Referring now to FIG. 3, the most preferred embodiment of the invention provides a plurality of pressure vessels (such as pressure vessels 62, 64, 66, 68, 70, 72 and 74) mounted on a work bench 60. While groups of pressure vessels may be operated from a single valve, preferably each pressure vessel has a separate valve (such as valves 76, 78, 80, 82, 84, 86 and 88) to control its air spring and pressurization. With this arrangement, a quick-setting material, such as a quick-setting urethane resin, may be used with the molds even though several pressure vessels are needed for the run since each pressure container may be quickly loaded and sealed. In addition, this arrangement allows the operator to work at a comfortable height further increasing speed, safety and efficiency. In contrast, if conventional pressure pots were used, the pots are usually set lower so the operator may reach the multiple clamps needed to seal the pot. Such a conventional arrangement requires more space, is considerably slower, and increases back strain on the operator.
Various types of valving may be suitably used to control the pressurization and the expansion of the air spring(s), including using a separate valve for the air spring and the pressurization. Another alternative is a single two-position valve which may be used to simultaneously expand the air spring and supply pressure to the pressure container in the first position. The second position bleeds pressure from both the air spring and the pressure container. However, the preferred valve 52 has three positions, one to supply pressure to the air spring 42, one to supply pressure to the pressure container 12 and the final position to bleed pressure from both the air spring 42 and the pressure container 12.
As shown in FIG. 4, a rack 98 may be used to allow several molds to be placed in each pressure vessel. The rack includes a plurality of shelves 100, 102, 104, 106, 108 and 110. A fewer, or greater number of shelves, may be used depending on the size of the molds and the pressure container. The shelves are supported and separated by rods 112, 114, 116 and 118. A fewer number of rods, such as three, may be used or a larger number of rods may be used. However, as the number of rods is increased, the room left between rods for placing a mold on a shelve is decreased.
In operation, a batch of hardening material is mixed and then poured into one or more molds. The molds are placed in one or more pressure vessels, and the pressure containers are swung into their respective frames. The valve for that pressure is activated to push the pressure container up into sealed contact with the lid. The valve is then positioned to pressurize the pressure container.
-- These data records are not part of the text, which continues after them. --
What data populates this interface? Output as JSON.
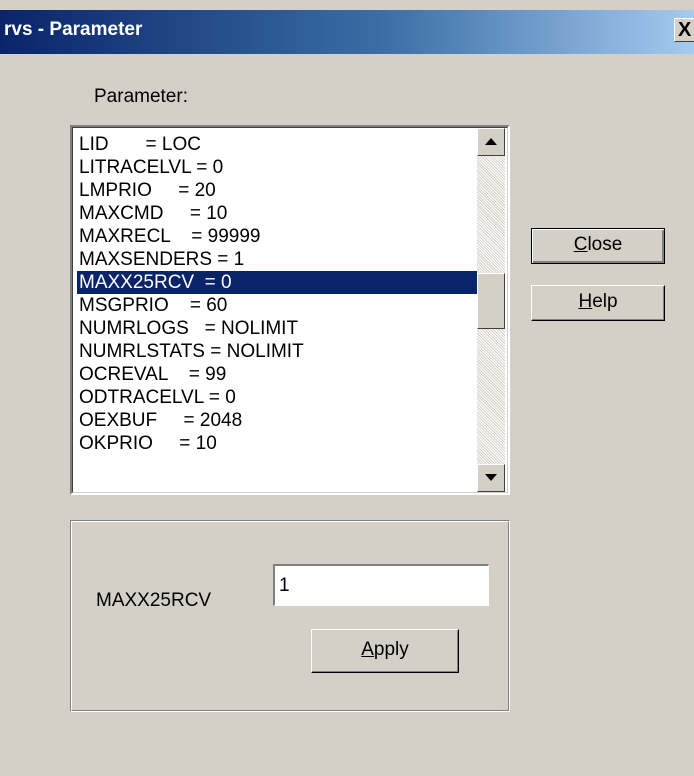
{
  "window": {
    "title": "rvs - Parameter",
    "close_glyph": "X"
  },
  "parameter_label": "Parameter:",
  "list": {
    "items": [
      "LID       = LOC",
      "LITRACELVL = 0",
      "LMPRIO     = 20",
      "MAXCMD     = 10",
      "MAXRECL    = 99999",
      "MAXSENDERS = 1",
      "MAXX25RCV  = 0",
      "MSGPRIO    = 60",
      "NUMRLOGS   = NOLIMIT",
      "NUMRLSTATS = NOLIMIT",
      "OCREVAL    = 99",
      "ODTRACELVL = 0",
      "OEXBUF     = 2048",
      "OKPRIO     = 10"
    ],
    "selected_index": 6
  },
  "buttons": {
    "close_prefix": "C",
    "close_rest": "lose",
    "help_prefix": "H",
    "help_rest": "elp",
    "apply_prefix": "A",
    "apply_rest": "pply"
  },
  "edit": {
    "label": "MAXX25RCV",
    "value": "1"
  },
  "colors": {
    "selection": "#0a246a",
    "face": "#d4d0c8"
  }
}
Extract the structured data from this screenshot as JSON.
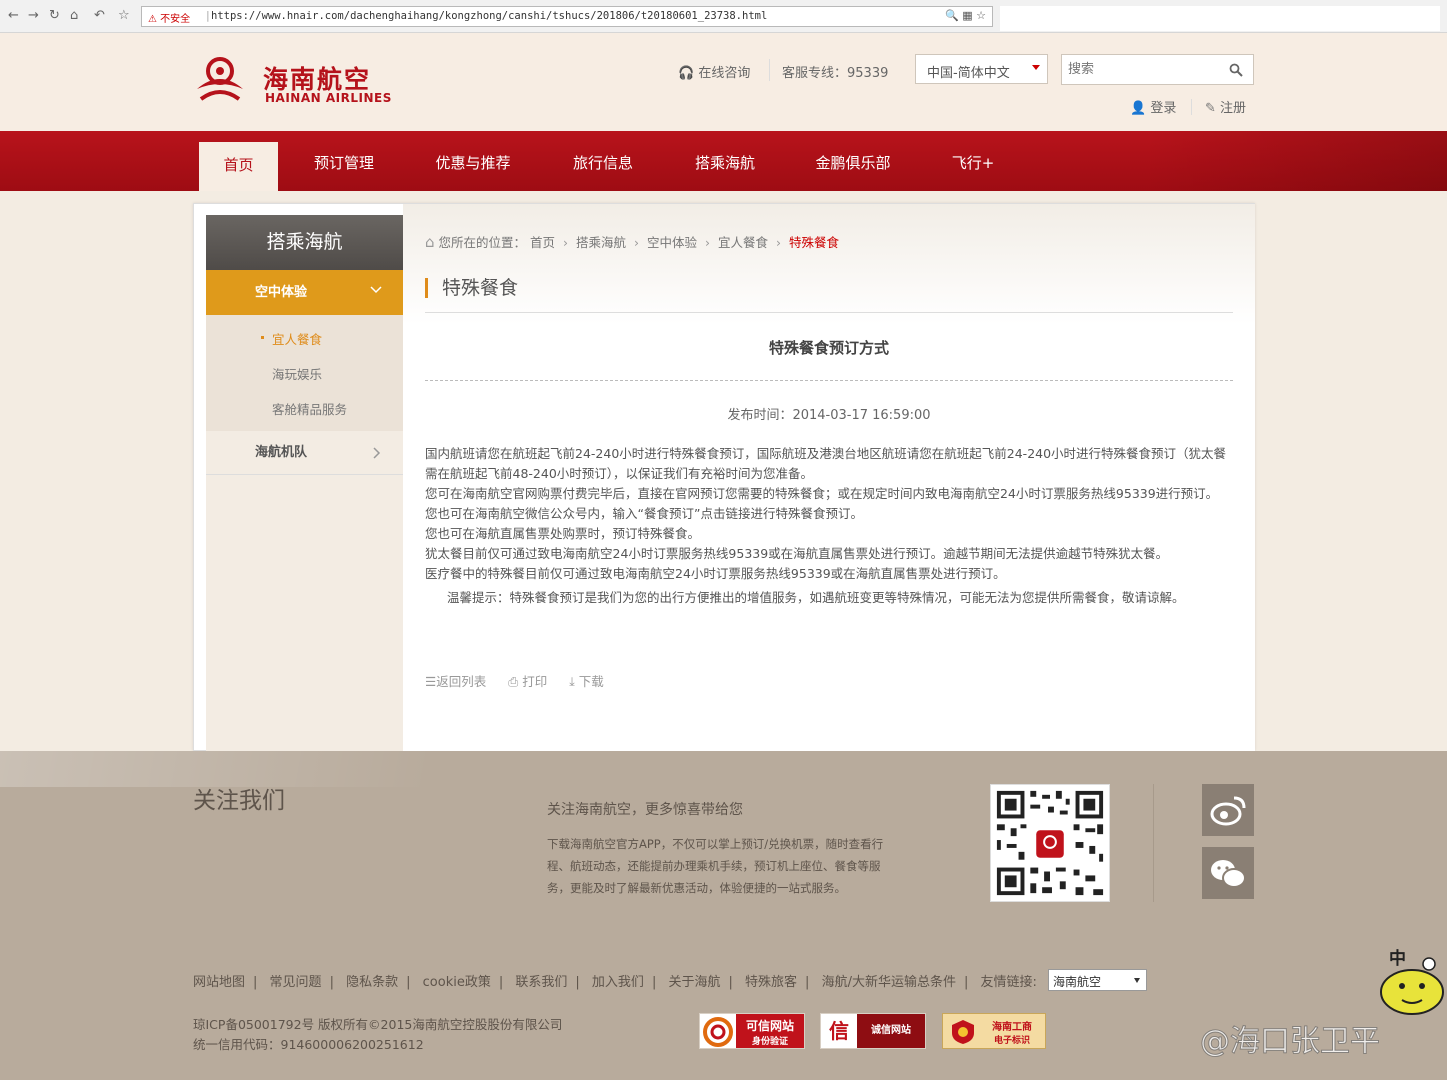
{
  "browser": {
    "security_label": "不安全",
    "url": "https://www.hnair.com/dachenghaihang/kongzhong/canshi/tshucs/201806/t20180601_23738.html"
  },
  "header": {
    "logo_cn": "海南航空",
    "logo_en": "HAINAN AIRLINES",
    "online_consult": "在线咨询",
    "hotline": "客服专线：95339",
    "language": "中国-简体中文",
    "search_placeholder": "搜索",
    "login": "登录",
    "register": "注册"
  },
  "nav": {
    "items": [
      "首页",
      "预订管理",
      "优惠与推荐",
      "旅行信息",
      "搭乘海航",
      "金鹏俱乐部",
      "飞行+"
    ]
  },
  "sidebar": {
    "title": "搭乘海航",
    "active_section": "空中体验",
    "sub_items": [
      "宜人餐食",
      "海玩娱乐",
      "客舱精品服务"
    ],
    "other_section": "海航机队"
  },
  "breadcrumb": {
    "prefix": "您所在的位置：",
    "items": [
      "首页",
      "搭乘海航",
      "空中体验",
      "宜人餐食"
    ],
    "current": "特殊餐食"
  },
  "article": {
    "section_title": "特殊餐食",
    "title": "特殊餐食预订方式",
    "publish_time": "发布时间：2014-03-17 16:59:00",
    "paragraphs": [
      "国内航班请您在航班起飞前24-240小时进行特殊餐食预订，国际航班及港澳台地区航班请您在航班起飞前24-240小时进行特殊餐食预订（犹太餐需在航班起飞前48-240小时预订），以保证我们有充裕时间为您准备。",
      "您可在海南航空官网购票付费完毕后，直接在官网预订您需要的特殊餐食；或在规定时间内致电海南航空24小时订票服务热线95339进行预订。",
      "您也可在海南航空微信公众号内，输入“餐食预订”点击链接进行特殊餐食预订。",
      "您也可在海航直属售票处购票时，预订特殊餐食。",
      "犹太餐目前仅可通过致电海南航空24小时订票服务热线95339或在海航直属售票处进行预订。逾越节期间无法提供逾越节特殊犹太餐。",
      "医疗餐中的特殊餐目前仅可通过致电海南航空24小时订票服务热线95339或在海航直属售票处进行预订。"
    ],
    "tip": "温馨提示：特殊餐食预订是我们为您的出行方便推出的增值服务，如遇航班变更等特殊情况，可能无法为您提供所需餐食，敬请谅解。",
    "tools": {
      "back": "返回列表",
      "print": "打印",
      "download": "下载"
    }
  },
  "footer": {
    "follow_title": "关注我们",
    "slogan": "关注海南航空，更多惊喜带给您",
    "description": "下载海南航空官方APP，不仅可以掌上预订/兑换机票，随时查看行程、航班动态，还能提前办理乘机手续，预订机上座位、餐食等服务，更能及时了解最新优惠活动，体验便捷的一站式服务。",
    "links": [
      "网站地图",
      "常见问题",
      "隐私条款",
      "cookie政策",
      "联系我们",
      "加入我们",
      "关于海航",
      "特殊旅客",
      "海航/大新华运输总条件"
    ],
    "friend_links_label": "友情链接:",
    "friend_links_selected": "海南航空",
    "icp": "琼ICP备05001792号 版权所有©2015海南航空控股股份有限公司",
    "credit_code": "统一信用代码：914600006200251612",
    "badges": [
      {
        "main": "可信网站",
        "sub": "身份验证"
      },
      {
        "main": "诚信网站",
        "sub": ""
      },
      {
        "main": "海南工商",
        "sub": "电子标识"
      }
    ]
  },
  "watermark": "@海口张卫平",
  "mascot_text": "中"
}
After sufficient time has passed to allow the hardening material to sufficiently stiffen, the pressure is then released from both the air spring and the pressure container, and the molds are removed.
Changes may be made in the combinations, operations and arrangements of the various parts and elements described herein without departing from the spirit and scope of the invention as defined in the following claims.